• _Exercise brief_: Output the entries below without any alteration.

• _Dataset entries_:
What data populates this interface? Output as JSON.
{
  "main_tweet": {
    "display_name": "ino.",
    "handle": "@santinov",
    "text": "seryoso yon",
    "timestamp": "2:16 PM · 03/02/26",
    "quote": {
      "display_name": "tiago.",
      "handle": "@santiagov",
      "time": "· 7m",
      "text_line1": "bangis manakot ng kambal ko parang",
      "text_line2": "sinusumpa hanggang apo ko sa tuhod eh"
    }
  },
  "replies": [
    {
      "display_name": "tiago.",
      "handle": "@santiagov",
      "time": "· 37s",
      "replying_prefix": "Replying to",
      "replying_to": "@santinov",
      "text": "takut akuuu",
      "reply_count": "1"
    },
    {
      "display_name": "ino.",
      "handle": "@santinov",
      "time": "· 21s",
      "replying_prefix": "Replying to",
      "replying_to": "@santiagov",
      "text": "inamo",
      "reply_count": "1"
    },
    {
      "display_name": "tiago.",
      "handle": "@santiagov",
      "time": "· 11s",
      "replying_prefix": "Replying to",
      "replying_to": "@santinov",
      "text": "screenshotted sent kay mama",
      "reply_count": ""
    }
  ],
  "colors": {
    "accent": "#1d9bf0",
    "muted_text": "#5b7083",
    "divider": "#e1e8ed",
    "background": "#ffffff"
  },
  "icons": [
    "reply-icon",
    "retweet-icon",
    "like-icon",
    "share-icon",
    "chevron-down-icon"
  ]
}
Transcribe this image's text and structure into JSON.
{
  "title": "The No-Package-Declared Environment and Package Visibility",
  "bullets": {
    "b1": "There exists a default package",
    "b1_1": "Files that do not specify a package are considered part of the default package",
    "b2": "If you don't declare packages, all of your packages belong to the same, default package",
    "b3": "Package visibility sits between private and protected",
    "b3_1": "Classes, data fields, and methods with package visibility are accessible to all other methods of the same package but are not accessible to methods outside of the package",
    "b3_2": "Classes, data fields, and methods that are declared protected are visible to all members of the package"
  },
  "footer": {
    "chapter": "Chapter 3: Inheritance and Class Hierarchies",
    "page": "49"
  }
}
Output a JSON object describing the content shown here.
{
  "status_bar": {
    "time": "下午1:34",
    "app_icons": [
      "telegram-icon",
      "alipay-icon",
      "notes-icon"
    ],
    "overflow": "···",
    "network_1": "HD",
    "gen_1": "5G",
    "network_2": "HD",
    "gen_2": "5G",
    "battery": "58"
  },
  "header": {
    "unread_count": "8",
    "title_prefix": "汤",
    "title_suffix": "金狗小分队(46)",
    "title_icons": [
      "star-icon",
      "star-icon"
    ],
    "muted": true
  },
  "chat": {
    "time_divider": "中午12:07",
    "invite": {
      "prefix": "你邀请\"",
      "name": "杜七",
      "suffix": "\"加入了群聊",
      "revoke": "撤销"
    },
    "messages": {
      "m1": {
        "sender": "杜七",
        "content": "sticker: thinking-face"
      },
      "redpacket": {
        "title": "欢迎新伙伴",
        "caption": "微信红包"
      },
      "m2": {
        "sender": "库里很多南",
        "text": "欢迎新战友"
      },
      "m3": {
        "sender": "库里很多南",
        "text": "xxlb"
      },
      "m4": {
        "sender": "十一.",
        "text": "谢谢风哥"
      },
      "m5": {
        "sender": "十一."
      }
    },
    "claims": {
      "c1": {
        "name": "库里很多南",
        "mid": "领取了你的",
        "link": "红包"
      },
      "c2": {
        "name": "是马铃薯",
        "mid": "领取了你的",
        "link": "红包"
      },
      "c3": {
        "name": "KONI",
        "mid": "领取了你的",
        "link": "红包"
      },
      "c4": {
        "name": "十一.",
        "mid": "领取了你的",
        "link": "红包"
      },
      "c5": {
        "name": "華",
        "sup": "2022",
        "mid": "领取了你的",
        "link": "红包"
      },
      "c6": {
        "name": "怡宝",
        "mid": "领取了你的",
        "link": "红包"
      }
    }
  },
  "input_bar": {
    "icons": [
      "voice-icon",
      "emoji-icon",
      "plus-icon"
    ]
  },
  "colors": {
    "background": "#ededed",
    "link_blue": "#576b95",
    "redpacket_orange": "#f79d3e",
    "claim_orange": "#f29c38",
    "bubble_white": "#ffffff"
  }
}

• _Solution for this problem_:
What data populates this interface? Output as JSON.
{
  "main_tweet": {
    "display_name": "ino.",
    "handle": "@santinov",
    "text": "seryoso yon",
    "timestamp": "2:16 PM · 03/02/26",
    "quote": {
      "display_name": "tiago.",
      "handle": "@santiagov",
      "time": "· 7m",
      "text_line1": "bangis manakot ng kambal ko parang",
      "text_line2": "sinusumpa hanggang apo ko sa tuhod eh"
    }
  },
  "replies": [
    {
      "display_name": "tiago.",
      "handle": "@santiagov",
      "time": "· 37s",
      "replying_prefix": "Replying to",
      "replying_to": "@santinov",
      "text": "takut akuuu",
      "reply_count": "1"
    },
    {
      "display_name": "ino.",
      "handle": "@santinov",
      "time": "· 21s",
      "replying_prefix": "Replying to",
      "replying_to": "@santiagov",
      "text": "inamo",
      "reply_count": "1"
    },
    {
      "display_name": "tiago.",
      "handle": "@santiagov",
      "time": "· 11s",
      "replying_prefix": "Replying to",
      "replying_to": "@santinov",
      "text": "screenshotted sent kay mama",
      "reply_count": ""
    }
  ],
  "colors": {
    "accent": "#1d9bf0",
    "muted_text": "#5b7083",
    "divider": "#e1e8ed",
    "background": "#ffffff"
  },
  "icons": [
    "reply-icon",
    "retweet-icon",
    "like-icon",
    "share-icon",
    "chevron-down-icon"
  ]
}
Transcribe this image's text and structure into JSON.
{
  "title": "The No-Package-Declared Environment and Package Visibility",
  "bullets": {
    "b1": "There exists a default package",
    "b1_1": "Files that do not specify a package are considered part of the default package",
    "b2": "If you don't declare packages, all of your packages belong to the same, default package",
    "b3": "Package visibility sits between private and protected",
    "b3_1": "Classes, data fields, and methods with package visibility are accessible to all other methods of the same package but are not accessible to methods outside of the package",
    "b3_2": "Classes, data fields, and methods that are declared protected are visible to all members of the package"
  },
  "footer": {
    "chapter": "Chapter 3: Inheritance and Class Hierarchies",
    "page": "49"
  }
}
Output a JSON object describing the content shown here.
{
  "status_bar": {
    "time": "下午1:34",
    "app_icons": [
      "telegram-icon",
      "alipay-icon",
      "notes-icon"
    ],
    "overflow": "···",
    "network_1": "HD",
    "gen_1": "5G",
    "network_2": "HD",
    "gen_2": "5G",
    "battery": "58"
  },
  "header": {
    "unread_count": "8",
    "title_prefix": "汤",
    "title_suffix": "金狗小分队(46)",
    "title_icons": [
      "star-icon",
      "star-icon"
    ],
    "muted": true
  },
  "chat": {
    "time_divider": "中午12:07",
    "invite": {
      "prefix": "你邀请\"",
      "name": "杜七",
      "suffix": "\"加入了群聊",
      "revoke": "撤销"
    },
    "messages": {
      "m1": {
        "sender": "杜七",
        "content": "sticker: thinking-face"
      },
      "redpacket": {
        "title": "欢迎新伙伴",
        "caption": "微信红包"
      },
      "m2": {
        "sender": "库里很多南",
        "text": "欢迎新战友"
      },
      "m3": {
        "sender": "库里很多南",
        "text": "xxlb"
      },
      "m4": {
        "sender": "十一.",
        "text": "谢谢风哥"
      },
      "m5": {
        "sender": "十一."
      }
    },
    "claims": {
      "c1": {
        "name": "库里很多南",
        "mid": "领取了你的",
        "link": "红包"
      },
      "c2": {
        "name": "是马铃薯",
        "mid": "领取了你的",
        "link": "红包"
      },
      "c3": {
        "name": "KONI",
        "mid": "领取了你的",
        "link": "红包"
      },
      "c4": {
        "name": "十一.",
        "mid": "领取了你的",
        "link": "红包"
      },
      "c5": {
        "name": "華",
        "sup": "2022",
        "mid": "领取了你的",
        "link": "红包"
      },
      "c6": {
        "name": "怡宝",
        "mid": "领取了你的",
        "link": "红包"
      }
    }
  },
  "input_bar": {
    "icons": [
      "voice-icon",
      "emoji-icon",
      "plus-icon"
    ]
  },
  "colors": {
    "background": "#ededed",
    "link_blue": "#576b95",
    "redpacket_orange": "#f79d3e",
    "claim_orange": "#f29c38",
    "bubble_white": "#ffffff"
  }
}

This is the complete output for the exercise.